    THIS IS PLAGARISM. THE ORIGINAL INFORMATION IS FROM https://sweden.se/culture-traditions/10-things-to-know-about-swedish-food/
    DO NOT CREDIT THE AUTHOR FOR THE INFORMATION. THIS IS FAKE.
    I AM DOING A PROJECT ON SWEDEN AND I WAS LOOKING AT SOME DIFFERENT WEBSITES, WHEN I REALIZED THAT THIS WAS COPIED. PLEASE READ THE ORIGINAL ARTICLE AND NOT THIS FAKE ONE.
    EDIT : So I just saw the link to the original article of the bottom, but it’s still not right to not put the original article in the heading. More views = More ad money. See what I’m trying to say? They purposely didn’t credit the author in the title so that people will click it. Then, they will give the original article at the bottom, so the reader would have read it and the fake “author” would have earned money from ads by then.

    • https://melissialenox.wordpress.com/ M. Lenox

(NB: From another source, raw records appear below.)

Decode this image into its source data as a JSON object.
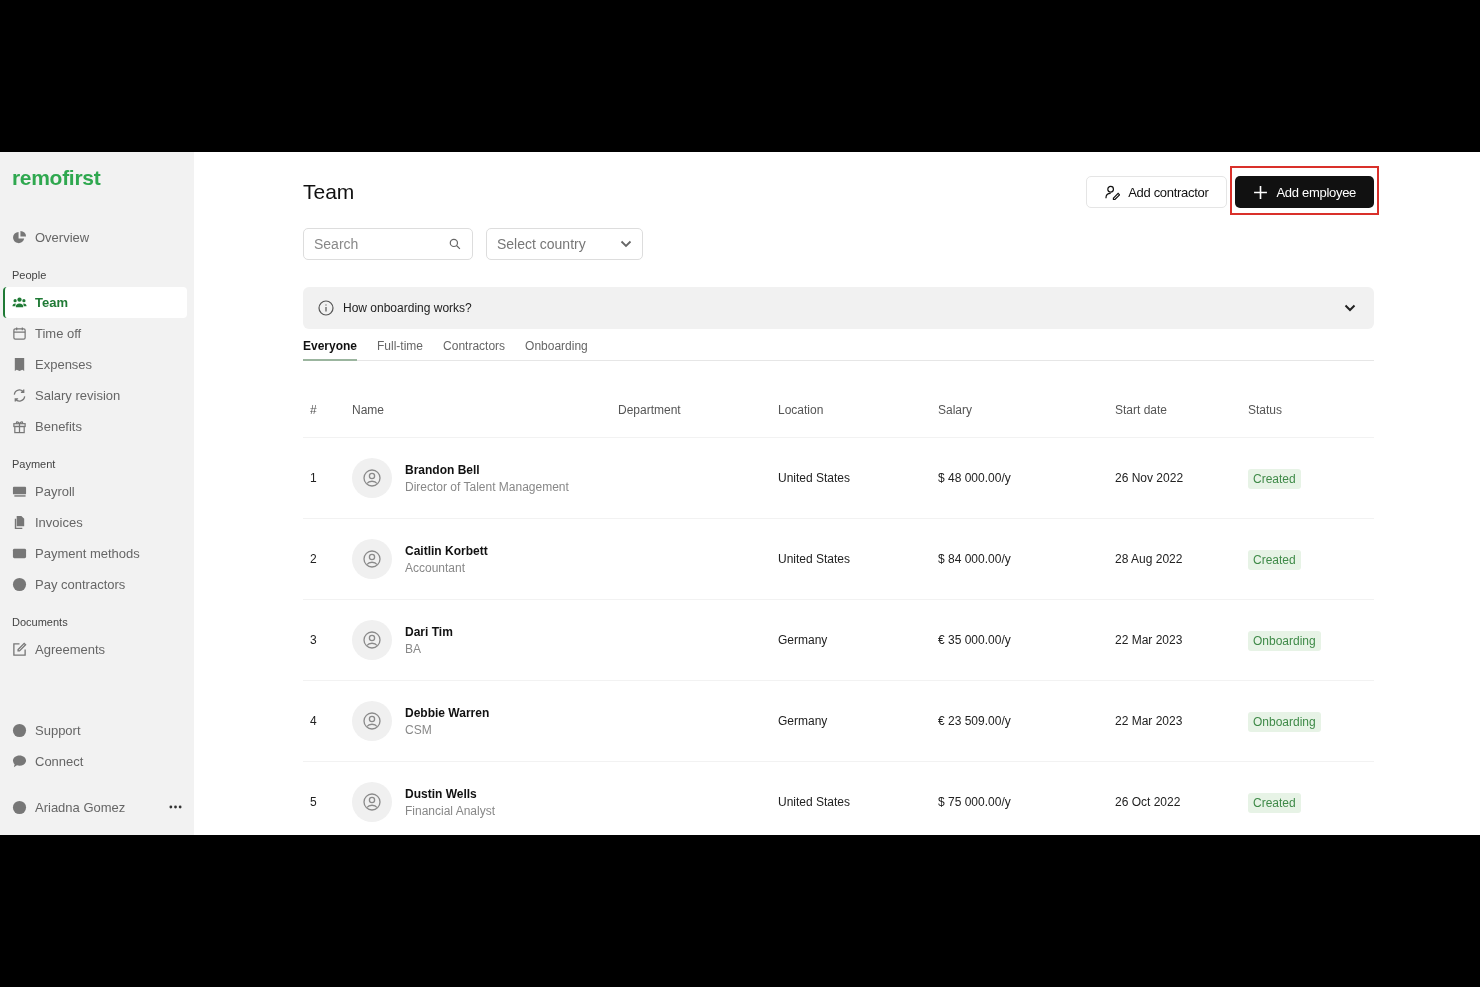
{
  "logo": "remofirst",
  "sidebar": {
    "sections": [
      {
        "items": [
          {
            "label": "Overview",
            "selected": false
          }
        ]
      },
      {
        "title": "People",
        "items": [
          {
            "label": "Team",
            "selected": true
          },
          {
            "label": "Time off",
            "selected": false
          },
          {
            "label": "Expenses",
            "selected": false
          },
          {
            "label": "Salary revision",
            "selected": false
          },
          {
            "label": "Benefits",
            "selected": false
          }
        ]
      },
      {
        "title": "Payment",
        "items": [
          {
            "label": "Payroll",
            "selected": false
          },
          {
            "label": "Invoices",
            "selected": false
          },
          {
            "label": "Payment methods",
            "selected": false
          },
          {
            "label": "Pay contractors",
            "selected": false
          }
        ]
      },
      {
        "title": "Documents",
        "items": [
          {
            "label": "Agreements",
            "selected": false
          }
        ]
      }
    ],
    "footer": [
      {
        "label": "Support",
        "selected": false
      },
      {
        "label": "Connect",
        "selected": false
      }
    ],
    "user": {
      "name": "Ariadna Gomez"
    }
  },
  "page": {
    "title": "Team",
    "buttons": [
      {
        "label": "Add contractor",
        "kind": "secondary"
      },
      {
        "label": "Add employee",
        "kind": "primary",
        "highlighted": true
      }
    ],
    "search": {
      "placeholder": "Search"
    },
    "country_select": {
      "placeholder": "Select country"
    },
    "info_banner": {
      "text": "How onboarding works?",
      "expanded": false
    },
    "tabs": [
      {
        "label": "Everyone",
        "selected": true
      },
      {
        "label": "Full-time",
        "selected": false
      },
      {
        "label": "Contractors",
        "selected": false
      },
      {
        "label": "Onboarding",
        "selected": false
      }
    ]
  },
  "table": {
    "columns": [
      "#",
      "Name",
      "Department",
      "Location",
      "Salary",
      "Start date",
      "Status"
    ],
    "rows": [
      {
        "index": "1",
        "name": "Brandon Bell",
        "role": "Director of Talent Management",
        "location": "United States",
        "salary": "$ 48 000.00/y",
        "start_date": "26 Nov 2022",
        "status": "Created"
      },
      {
        "index": "2",
        "name": "Caitlin Korbett",
        "role": "Accountant",
        "location": "United States",
        "salary": "$ 84 000.00/y",
        "start_date": "28 Aug 2022",
        "status": "Created"
      },
      {
        "index": "3",
        "name": "Dari Tim",
        "role": "BA",
        "location": "Germany",
        "salary": "€ 35 000.00/y",
        "start_date": "22 Mar 2023",
        "status": "Onboarding"
      },
      {
        "index": "4",
        "name": "Debbie Warren",
        "role": "CSM",
        "location": "Germany",
        "salary": "€ 23 509.00/y",
        "start_date": "22 Mar 2023",
        "status": "Onboarding"
      },
      {
        "index": "5",
        "name": "Dustin Wells",
        "role": "Financial Analyst",
        "location": "United States",
        "salary": "$ 75 000.00/y",
        "start_date": "26 Oct 2022",
        "status": "Created"
      }
    ]
  }
}
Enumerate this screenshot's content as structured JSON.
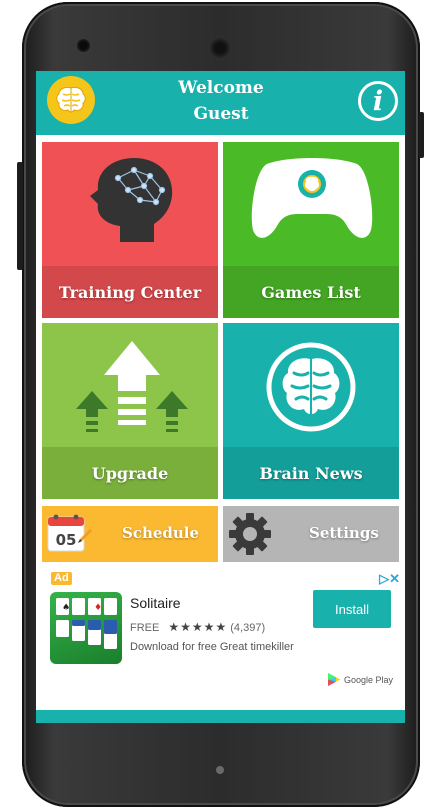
{
  "header": {
    "line1": "Welcome",
    "line2": "Guest",
    "logo_icon": "brain-logo-icon",
    "info_icon": "info-icon",
    "info_glyph": "i",
    "accent": "#19b1ac"
  },
  "tiles": [
    {
      "label": "Training Center",
      "icon": "head-brain-icon",
      "color": "#f05154"
    },
    {
      "label": "Games List",
      "icon": "gamepad-icon",
      "color": "#4bba27"
    },
    {
      "label": "Upgrade",
      "icon": "upgrade-arrows-icon",
      "color": "#8dc54a"
    },
    {
      "label": "Brain News",
      "icon": "brain-circle-icon",
      "color": "#19b1ac"
    }
  ],
  "strips": [
    {
      "label": "Schedule",
      "icon": "calendar-icon",
      "calendar_day": "05",
      "color": "#fbb931"
    },
    {
      "label": "Settings",
      "icon": "gear-icon",
      "color": "#b5b5b5"
    }
  ],
  "ad": {
    "badge": "Ad",
    "title": "Solitaire",
    "price": "FREE",
    "stars": "★★★★★",
    "rating_count": "(4,397)",
    "description": "Download for free Great timekiller",
    "install_label": "Install",
    "store_label": "Google Play",
    "choices_glyph": "▷✕"
  }
}
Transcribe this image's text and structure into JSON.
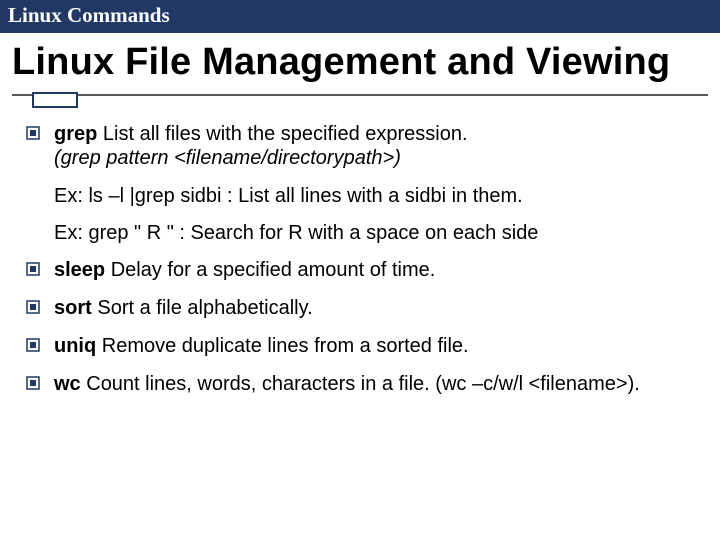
{
  "header": "Linux Commands",
  "title": "Linux File Management and Viewing",
  "items": {
    "grep": {
      "cmd": "grep",
      "desc": " List all files with the specified expression.",
      "syntax": "(grep pattern <filename/directorypath>)",
      "ex1": "Ex: ls –l |grep sidbi : List all lines with a sidbi in them.",
      "ex2": "Ex: grep \" R \" : Search for R with a space on each side"
    },
    "sleep": {
      "cmd": "sleep",
      "desc": " Delay for a specified amount of time."
    },
    "sort": {
      "cmd": "sort",
      "desc": " Sort a file alphabetically."
    },
    "uniq": {
      "cmd": "uniq",
      "desc": " Remove duplicate lines from a sorted file."
    },
    "wc": {
      "cmd": "wc",
      "desc": " Count lines, words, characters in a file. (wc –c/w/l <filename>)."
    }
  }
}
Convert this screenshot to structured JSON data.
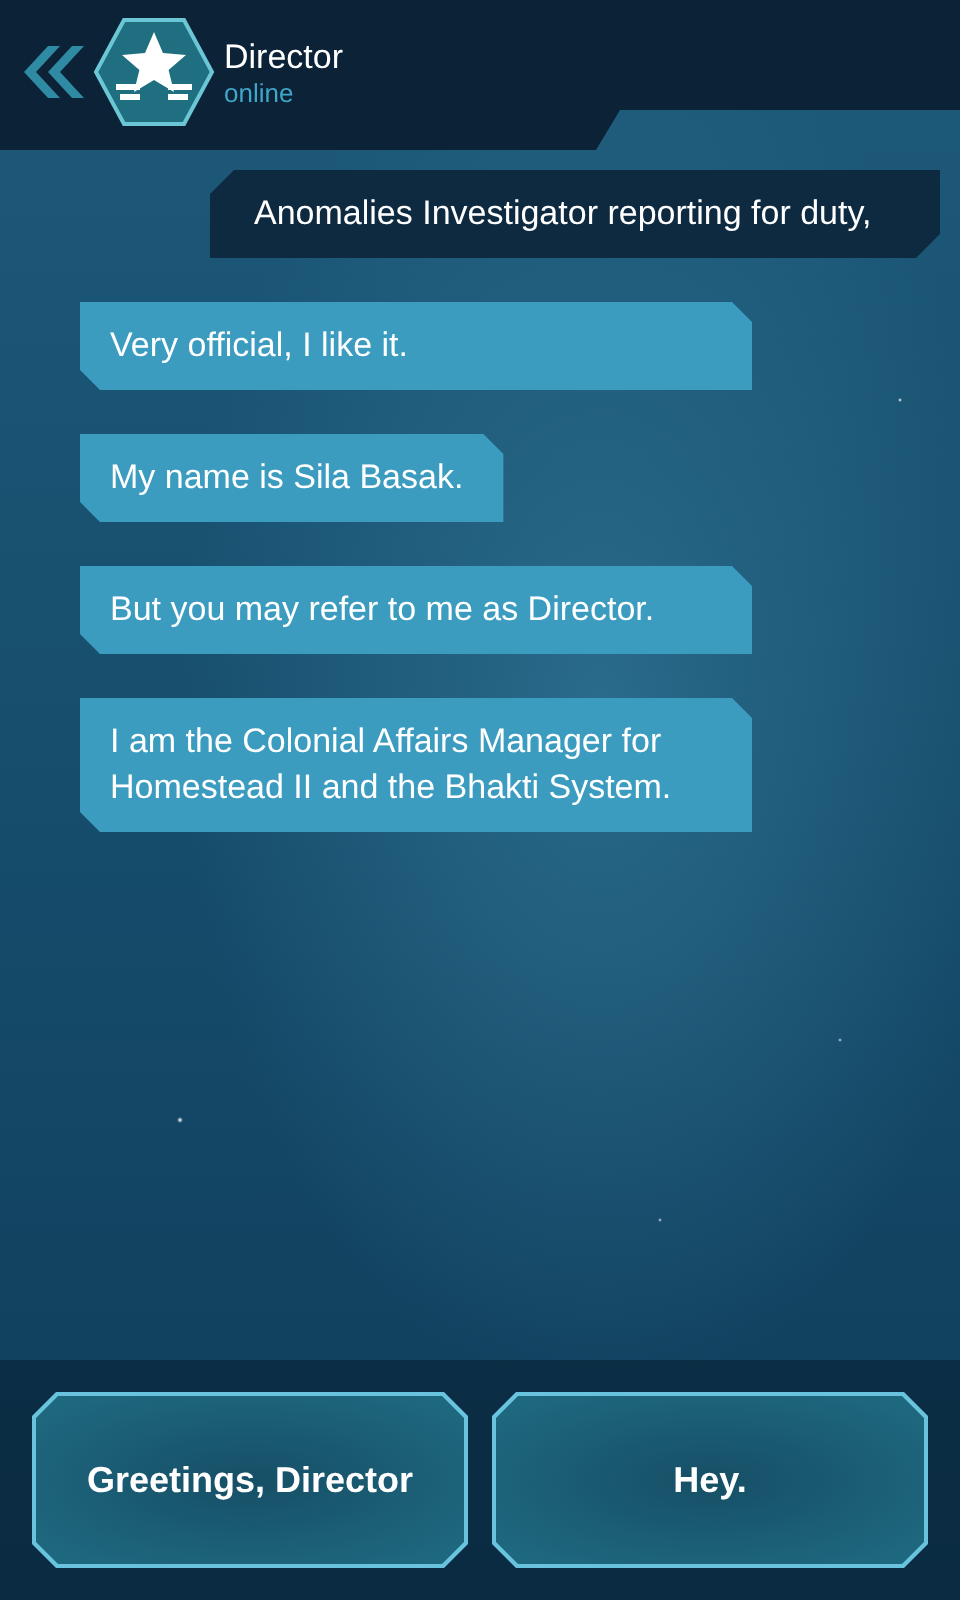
{
  "header": {
    "title": "Director",
    "status": "online"
  },
  "messages": [
    {
      "kind": "sent",
      "text": "Anomalies Investigator reporting for duty,"
    },
    {
      "kind": "received",
      "text": "Very official, I like it."
    },
    {
      "kind": "received",
      "text": "My name is Sila Basak."
    },
    {
      "kind": "received",
      "text": "But you may refer to me as Director."
    },
    {
      "kind": "received",
      "text": "I am the Colonial Affairs Manager for Homestead II and the Bhakti System."
    }
  ],
  "replies": [
    "Greetings, Director",
    "Hey."
  ]
}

      Your comments give the appearance that you are not well read or knowledgeable about sharing practices related to information in any format on a website or blog. Re-posting is strongly encouraged and rarely discouraged. Links to original content on secondary location(s) become a conduit for an already engaged and interested audience to connect to the original source. Reposting is beneficial to all involved parties. I would hope you will educate yourself before sharing such awful and awfully incorrect statements in the future.